Mangrove Boat Tour in Monterrico Guatemala
The knock came at precisely 5:05 a.m.
Walking through the town in the predawn there was little attempt at conversation between our group of four. It was hard to blink sleep from our eyes but the guide seemed perky enough. Our destination was the town docks for a ride up the canal to see the sunrise over the mangroves.
We met with two others at the docks, two ladies also coming on the tour.
The silence once aboard the tipsy craft was profound. The guide was navigating with a pole and the only sounds to be heard were the gentle touch of the water on the boat, and the soft smack of the pole in the water. As we progressed we saw occasional boats and fisherman out to catch shrimp. The guide began to explain the local flora and fauna to us.
The tour was in Spanish and I was largely unfamiliar with the birds and the terminology, and alas my fixed lens did not allow me many photos of the species of wildlife to identify.
The vast stillness of the eventual lake of water we came too was broken slightly by the flocks of birds around and little ripples left behind of the cuatro ojos fish (four-eyed). We found a spot and waited as the guide explained how when the rains came this whole area would be dramatically changed and the fisherman's lives made easier.
All dawn waiting is eventually rewarded, and this sunrise came with a calmness that surprised me for one of the tropical variety. I expected something much more brilliant, but this looked much like a sunrise over a marsh in Michigan.
Realistically the sunrise was sometimes seen through the shoulders of the people in front of us, but the guide was very good about changing our spot now and then to give us all an equal view.
The sun rose a bit more and the colors cleared.
I wished desperately for a wide lens, but as no genie appeared to hand me one and the sun had risen we turned the boat to leave. The guide asked us if we wanted to pole the boat a bit; well sure, I'm up to looking like an amateur tourist.
Harmony did better than I; she was what one calls a natural.
There are two families that live on this island refining salt 10 months out of the year. For two months over the heaviest of the rains they have to move to town or spend the time swimming. See the water line on the house in the photo below?

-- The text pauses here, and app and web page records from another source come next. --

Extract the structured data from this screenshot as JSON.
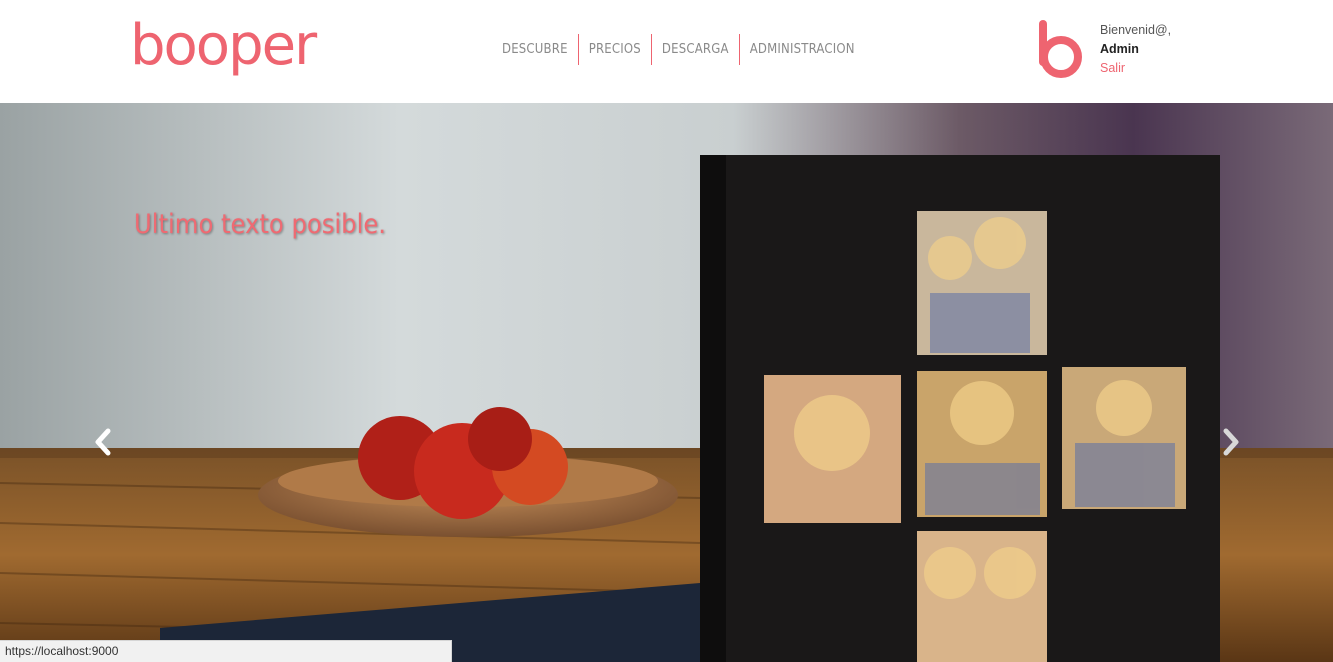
{
  "brand": {
    "name": "booper",
    "accent_color": "#ee6470",
    "icon": "booper-b-logo-icon"
  },
  "nav": {
    "items": [
      {
        "label": "DESCUBRE"
      },
      {
        "label": "PRECIOS"
      },
      {
        "label": "DESCARGA"
      },
      {
        "label": "ADMINISTRACION"
      }
    ]
  },
  "user": {
    "greeting": "Bienvenid@,",
    "name": "Admin",
    "logout_label": "Salir"
  },
  "hero": {
    "caption": "Ultimo texto posible.",
    "prev_icon": "chevron-left-icon",
    "next_icon": "chevron-right-icon"
  },
  "status_bar": {
    "url": "https://localhost:9000"
  }
}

Fisherman out to catch shrimp.
Oh hello, four eyes, you're not shrimp. Back ye go. (Doesn't he look out of patience? Probably more likely out of oxygen)

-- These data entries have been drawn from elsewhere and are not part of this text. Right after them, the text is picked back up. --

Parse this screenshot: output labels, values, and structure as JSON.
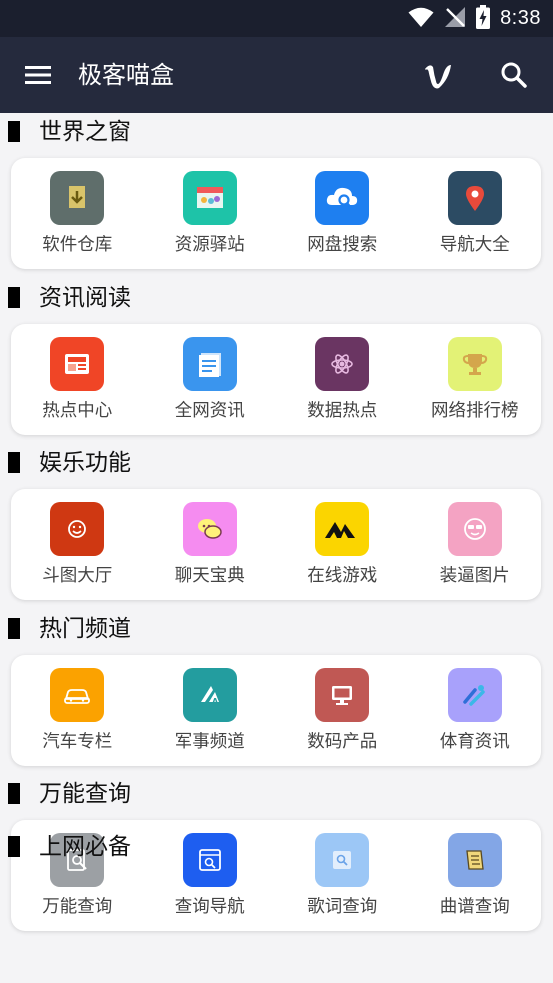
{
  "status_bar": {
    "time": "8:38",
    "icons": [
      "wifi-icon",
      "no-signal-icon",
      "battery-charging-icon"
    ]
  },
  "app_bar": {
    "title": "极客喵盒",
    "icons": [
      "menu-icon",
      "vimeo-icon",
      "search-icon"
    ]
  },
  "sections": [
    {
      "title": "世界之窗",
      "items": [
        {
          "label": "软件仓库",
          "icon": "download-box-icon",
          "color": "#5f6e6b"
        },
        {
          "label": "资源驿站",
          "icon": "store-icon",
          "color": "#1ec3a8"
        },
        {
          "label": "网盘搜索",
          "icon": "cloud-search-icon",
          "color": "#1e7ff0"
        },
        {
          "label": "导航大全",
          "icon": "map-pin-icon",
          "color": "#2c4b63"
        }
      ]
    },
    {
      "title": "资讯阅读",
      "items": [
        {
          "label": "热点中心",
          "icon": "newspaper-icon",
          "color": "#f04526"
        },
        {
          "label": "全网资讯",
          "icon": "document-icon",
          "color": "#3a95ee"
        },
        {
          "label": "数据热点",
          "icon": "atom-icon",
          "color": "#6a3562"
        },
        {
          "label": "网络排行榜",
          "icon": "trophy-icon",
          "color": "#e3f276"
        }
      ]
    },
    {
      "title": "娱乐功能",
      "items": [
        {
          "label": "斗图大厅",
          "icon": "smiley-icon",
          "color": "#cf3812"
        },
        {
          "label": "聊天宝典",
          "icon": "chat-bubble-icon",
          "color": "#f58cf0"
        },
        {
          "label": "在线游戏",
          "icon": "game-logo-icon",
          "color": "#fbd500"
        },
        {
          "label": "装逼图片",
          "icon": "cool-face-icon",
          "color": "#f4a3c3"
        }
      ]
    },
    {
      "title": "热门频道",
      "items": [
        {
          "label": "汽车专栏",
          "icon": "car-icon",
          "color": "#fba200"
        },
        {
          "label": "军事频道",
          "icon": "military-icon",
          "color": "#239d9f"
        },
        {
          "label": "数码产品",
          "icon": "monitor-icon",
          "color": "#c05854"
        },
        {
          "label": "体育资讯",
          "icon": "sports-icon",
          "color": "#a8a1fb"
        }
      ]
    },
    {
      "title": "万能查询",
      "items": [
        {
          "label": "万能查询",
          "icon": "doc-search-icon",
          "color": "#9ca0a4"
        },
        {
          "label": "查询导航",
          "icon": "browser-search-icon",
          "color": "#1e5ef0"
        },
        {
          "label": "歌词查询",
          "icon": "lyrics-search-icon",
          "color": "#9cc7f6"
        },
        {
          "label": "曲谱查询",
          "icon": "score-icon",
          "color": "#83a6e6"
        }
      ]
    }
  ],
  "partial_section": {
    "title": "上网必备"
  }
}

These fisherman were sorting their catch. They didn't mind letting us watch.
We rode one of these ferries first time we came to Monterrico 8 years ago. I was too chicken to drive onto one in our car this time, figuring the road entrance would do me very well for my first experience driving in Guatemala.

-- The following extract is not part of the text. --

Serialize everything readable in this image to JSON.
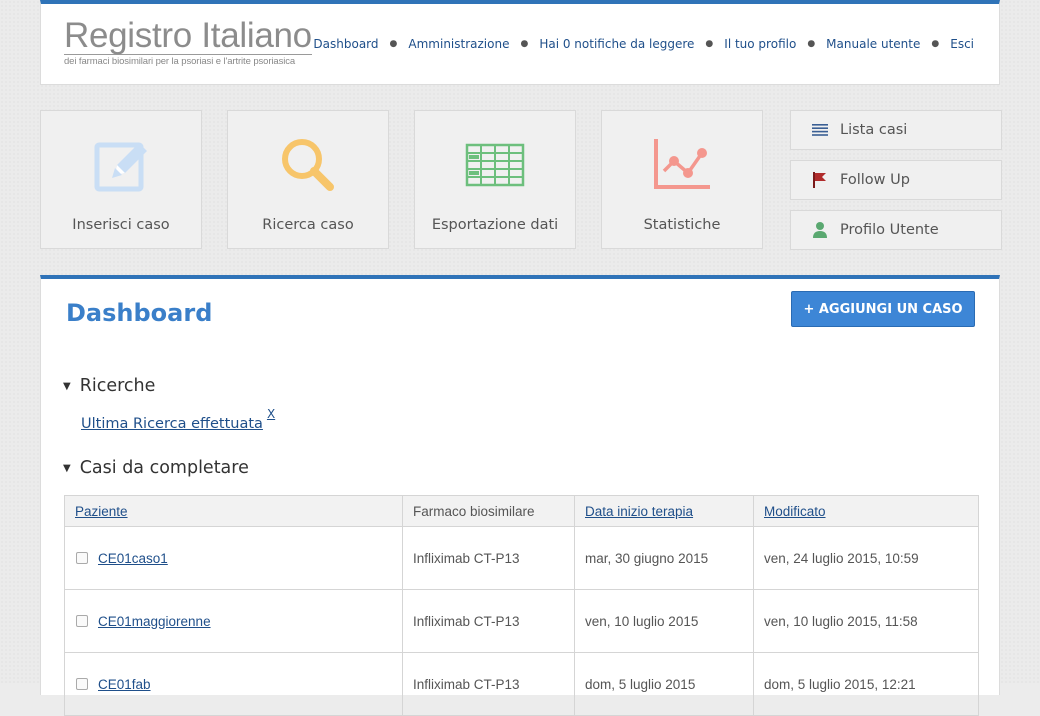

Lo! The landing.
At the docks a lady was selling some of the best, fresh-squeezed orange juice I've had in my life.
Behold, our mostly awake faces.
Cost: $6.15 each, plus about a $1 each for the orange juice.
Tip: the guys selling the tour can get aggressive. There were a number of guys hanging out on the beach trying to sell us this tour and we didn't say yes right away, mainly because they wouldn't ever go away and that annoyed us, but also because the price kept changing. When it became suitable we signed on.
Activity: recommended. That is, if you go to Monterrico, which I also recommend.